It is 1899. Ten year old Samkad thinks he knows everything about the world. He knows that home is in the mountains. He knows who his friends and his enemies are. And he knows that he will grow up to become a warrior like his dad, with his own shield, spear and axe. His best friend is Little Luki and she too wants to become a warrior – though there’s little chance of that because she is just a girl. Then strangers arrive: a boy with many languages in his throat and weird-looking men called Americans who bring war and death. Set during the U.S. invasion of the Philippines.
The struggle for human survival continues following an alien invasion of Earth as twelve-year-old Sam and his fellow resistance members join a mission to disable the invading Voidborn technology in Tokyo, but something is coming, something even worse than the Voidborn.
Eight-year-old Bernie is thrust into the terror, starvation and daily atrocities of World War II when the Japanese bomb and capture her native island of Guam. Live Bernie’s story as she and thousands of Guamanians are captured and placed in concentration camps for nearly three years.
See the review at WOW Review, Volume VI, Issue 3
In ancient central Asia, thirteen-year-old Kallisto, a superb equestrian, and her friend must warn their families and protect the Ferghana horses from invading Chinese armies.
Few know the story of the Japanese invasion of Alaska during World War II–until now. This narrative nonfiction book for young adults tells the riveting story of how the Japanese invaded and occupied the Aleutian Islands in Alaska during World War II. This fascinating little-known piece of American history is told from the point of view of the American civilians who were captured and taken prisoner, along with the American and Japanese soldiers who fought in one of the bloodiest battles of hand-to-hand combat during the war. Complete with more than 80 photographs throughout and first person accounts of this extraordinary event.
A biography of Native American Ira Hayes, a shy, humble Pima Indian who fought in World War II as a Marine and was one of six soldiers to raise the U.S. flag on Iwo Jima, an event immortalized in Joe Rosenthal’s famous photograph.
Stunningly illustrated by P.J. Lynch, Patrick Dillon’s accessible narrative brings the dramatic history of a nation to life. The history of Britain is a thrilling story of kings and queens, battles and truces, discoveries and inventions, expansion and diplomacy. From William the Conqueror’s arrival in 1066 to the end of the twentieth century, The Story of Britain celebrates the rich diversity of a people and culture, as well as the events, good and bad, that have shaped Britain and the world over the past thousand years. Royals, commoners, warriors, and scientists have all had parts to play, and each of their stories is told here in lively, lucid language appropriate for a young audience. Timelines summarize each era in a quick-view format between each section, while bite-size chapters and full-color plates make this history easy to pick up and hard to put down.

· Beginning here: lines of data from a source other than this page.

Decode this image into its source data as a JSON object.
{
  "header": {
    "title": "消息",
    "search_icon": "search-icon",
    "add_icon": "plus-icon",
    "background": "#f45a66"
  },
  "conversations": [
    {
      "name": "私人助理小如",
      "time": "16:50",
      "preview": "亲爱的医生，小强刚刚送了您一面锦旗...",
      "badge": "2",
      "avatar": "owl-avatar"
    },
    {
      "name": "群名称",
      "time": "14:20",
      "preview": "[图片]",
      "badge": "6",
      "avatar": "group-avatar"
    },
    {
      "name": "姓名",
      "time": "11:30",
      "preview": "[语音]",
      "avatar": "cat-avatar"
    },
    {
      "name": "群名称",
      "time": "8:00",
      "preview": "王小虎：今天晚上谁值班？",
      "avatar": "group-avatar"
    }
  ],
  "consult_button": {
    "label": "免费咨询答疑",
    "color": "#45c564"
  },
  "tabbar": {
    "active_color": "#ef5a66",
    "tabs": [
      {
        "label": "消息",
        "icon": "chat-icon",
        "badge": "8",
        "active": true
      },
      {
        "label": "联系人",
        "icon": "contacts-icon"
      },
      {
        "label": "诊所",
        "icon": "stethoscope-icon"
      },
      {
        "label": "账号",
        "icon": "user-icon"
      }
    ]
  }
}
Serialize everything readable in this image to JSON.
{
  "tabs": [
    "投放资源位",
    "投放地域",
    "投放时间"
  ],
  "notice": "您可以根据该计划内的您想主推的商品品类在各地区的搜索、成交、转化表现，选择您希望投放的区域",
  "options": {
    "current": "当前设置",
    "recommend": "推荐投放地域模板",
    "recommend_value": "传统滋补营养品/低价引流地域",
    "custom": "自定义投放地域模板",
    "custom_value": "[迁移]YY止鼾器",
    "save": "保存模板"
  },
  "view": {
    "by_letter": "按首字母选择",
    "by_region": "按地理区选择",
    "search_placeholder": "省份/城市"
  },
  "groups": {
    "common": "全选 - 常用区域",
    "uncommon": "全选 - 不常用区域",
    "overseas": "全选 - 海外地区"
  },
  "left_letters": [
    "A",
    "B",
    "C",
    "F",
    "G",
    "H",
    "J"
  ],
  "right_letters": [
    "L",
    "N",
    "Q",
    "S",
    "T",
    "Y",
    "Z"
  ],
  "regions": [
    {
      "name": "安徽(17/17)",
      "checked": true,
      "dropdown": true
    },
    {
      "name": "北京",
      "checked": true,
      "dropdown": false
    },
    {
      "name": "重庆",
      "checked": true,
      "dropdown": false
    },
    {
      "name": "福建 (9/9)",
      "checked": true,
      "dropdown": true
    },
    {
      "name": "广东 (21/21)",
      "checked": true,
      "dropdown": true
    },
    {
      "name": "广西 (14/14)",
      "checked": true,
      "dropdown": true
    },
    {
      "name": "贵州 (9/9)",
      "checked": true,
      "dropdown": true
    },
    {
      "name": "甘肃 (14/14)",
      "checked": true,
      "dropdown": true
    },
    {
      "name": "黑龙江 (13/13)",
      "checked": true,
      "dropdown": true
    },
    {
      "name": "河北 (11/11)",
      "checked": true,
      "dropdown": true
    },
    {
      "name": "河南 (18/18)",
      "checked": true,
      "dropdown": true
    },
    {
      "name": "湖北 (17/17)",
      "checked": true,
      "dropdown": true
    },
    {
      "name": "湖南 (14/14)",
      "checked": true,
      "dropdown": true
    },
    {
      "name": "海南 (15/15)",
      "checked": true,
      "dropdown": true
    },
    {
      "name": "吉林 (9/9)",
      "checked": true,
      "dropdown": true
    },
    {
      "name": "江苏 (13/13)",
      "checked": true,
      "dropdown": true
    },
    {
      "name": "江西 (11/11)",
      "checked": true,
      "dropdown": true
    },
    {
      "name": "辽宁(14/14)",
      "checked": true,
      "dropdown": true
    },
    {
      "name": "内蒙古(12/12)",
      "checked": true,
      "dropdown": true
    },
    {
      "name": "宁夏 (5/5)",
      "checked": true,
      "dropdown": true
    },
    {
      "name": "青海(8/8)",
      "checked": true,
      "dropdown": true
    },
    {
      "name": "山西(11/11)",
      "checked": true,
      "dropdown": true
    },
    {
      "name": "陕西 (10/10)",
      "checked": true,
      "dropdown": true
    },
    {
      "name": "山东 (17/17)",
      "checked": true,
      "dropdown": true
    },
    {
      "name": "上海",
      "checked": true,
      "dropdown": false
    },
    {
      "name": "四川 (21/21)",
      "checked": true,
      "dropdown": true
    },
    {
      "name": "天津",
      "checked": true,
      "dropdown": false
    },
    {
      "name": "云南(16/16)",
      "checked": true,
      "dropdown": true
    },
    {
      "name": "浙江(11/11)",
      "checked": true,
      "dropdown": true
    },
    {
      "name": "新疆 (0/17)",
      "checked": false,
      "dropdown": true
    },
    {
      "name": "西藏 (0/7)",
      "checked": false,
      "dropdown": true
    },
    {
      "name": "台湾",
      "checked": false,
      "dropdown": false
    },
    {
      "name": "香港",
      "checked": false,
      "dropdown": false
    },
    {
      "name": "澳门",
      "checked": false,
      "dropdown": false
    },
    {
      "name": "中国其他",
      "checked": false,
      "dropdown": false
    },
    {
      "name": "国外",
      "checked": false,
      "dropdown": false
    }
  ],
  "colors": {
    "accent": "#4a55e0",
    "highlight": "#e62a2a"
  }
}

In February 1938, in Vienna, twelve-year-old Greta Radky is devastated to learn that her mother plans to sell the family piano. Greta’s brother, a concert pianist, died the previous April, and her mother thinks of the piano as his. But Greta is an equally committed musician, and when she meets a mysterious piano teacher who agrees to work with her, she proves it. With his help the piano is saved, and inspired by his tiny angel doll, Greta practices furiously for her first recital. Then, on the day of the performance, the Nazis invade Austria. Suddenly Greta discovers her teacher’s secret and knows that his life is in danger. Having stood up to her mother, Greta must now confront the Nazis.
When the Soviet Union invades its tiny neighbor Finland in November 1939, Marko volunteers to help the war effort. Even though his leg was weakened by polio, he can ski well, and he becomes a messenger on the front line, skiing in white camouflage through the forests at night. The dark forest is terrifying, and so are the odds against the Finns: the Russians have 4 times as many soldiers and 30 times as many planes. They have 3000 tanks, while the Finns have 30. But a tank is no help in the snowy forest–a boy on skis is. And the Russians don’t know winter the way the Finns do, or what tough guerrilla warriors the Finns are. Marko teams up with another messenger, Karl. Gradually Marko learns that Karl’s whole family was killed by the Russians. And Karl has a secret–he’s really Kaari, a girl who joined up to get revenge for her family’s deaths.